The South African Women in Science Awards (WISA) were founded in 2003 as an intervention to empower women in the sciences.

 

We have made progress in empowerment and transformation.

 

In the DST there are many initiatives to promote race and gender equity. The three flagships are the Thuthuka programme, the Centres of Excellence (CoE) initiative, and the South African Research Chairs initiative (SARCHi).

 

The Thuthuka programme provides funding to emerging researchers to work on PhDs, post doctorals, and NRF rating. It has equity targets of 80% black and 60% female grant holders.

 

The 16 Centres of Excellence, only one of which is directed by a woman, are located in mainly the research-intensive universities and I am considering a programme in future targeted at historically disadvantaged universities.

 

The SARCHi program is a truly beneficial public partnership between government, universities and industry. Government puts up the initial stake, the universities then invest in additional resources, and industry takes advantage of the new knowledge created.

 

The total cumulative public investment in SARCHi between 2006 and 2014 amounted to R1.5 billion and SARCHi research professors were able to leverage an additional R3 billion from foreign sources, government departments, and industry funders.

 

With that sort of investment South Africa has the potential to turn African talent into new technologies.

 

With that sort of investment South Africa has the potential to turn African science into life-saving and enhancing innovation.

 

And now nearly half of SARCHi professors are women.

 

Yet there is much more that we still have to do. We have to decolonise our higher education curriculum so that women feel free and safe in laboratories and work spaces. We have to fund our higher education students so that all who are qualified are able to study and achieve. We have to increase the number of PhD graduates five-fold over the next 10 years to build the learning economy that we need to solve our economic and environmental challenges. We can only do that if we boost the participation of women in all science disciplines.

 

WISA has become an important feature of our celebration of Women’s month.
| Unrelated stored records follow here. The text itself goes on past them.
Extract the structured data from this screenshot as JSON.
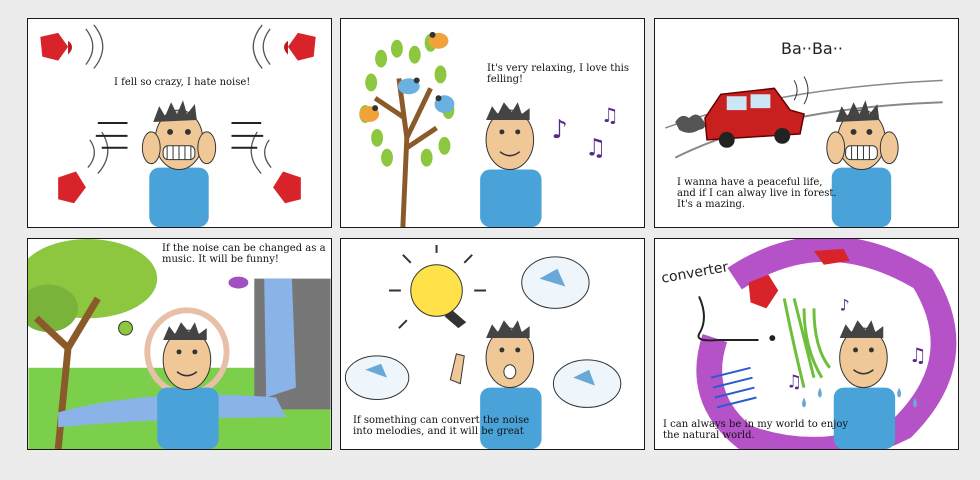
{
  "panels": [
    {
      "id": 1,
      "caption": "I fell so crazy, I hate noise!"
    },
    {
      "id": 2,
      "caption": "It's very relaxing, I love this felling!"
    },
    {
      "id": 3,
      "caption": "I wanna have a peaceful life, and if I can alway live in forest. It's a mazing.",
      "sound_effect": "Ba··Ba··"
    },
    {
      "id": 4,
      "caption": "If the noise can be changed as a music. It will be funny!"
    },
    {
      "id": 5,
      "caption": "If something can convert the noise into melodies, and it will be great"
    },
    {
      "id": 6,
      "caption": "I can always be in my world to enjoy the natural world.",
      "label": "converter"
    }
  ],
  "colors": {
    "shirt": "#4aa3d8",
    "skin": "#f0c898",
    "hair": "#444444",
    "speaker": "#d8232a",
    "leaves": "#8dc63f",
    "car": "#c8201f",
    "bulb": "#ffe14a",
    "purple_ring": "#b552c8",
    "notes": "#5a2a8a"
  }
}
It builds on the fanfare and the excitement generated by another significant event in the scientific calendar of our country, namely, the National Science Week (NSW), held in the first week of August. It builds a momentum that grows stronger each year.

 

I congratulate all the nominees and the awardees.

 

The finalists and winners will be invited to participate in science awareness campaigns led by the Department to serve as role models for other women, particularly young girls. 

 

Once more, welcome to you all and do enjoy this evening.

 

I thank you.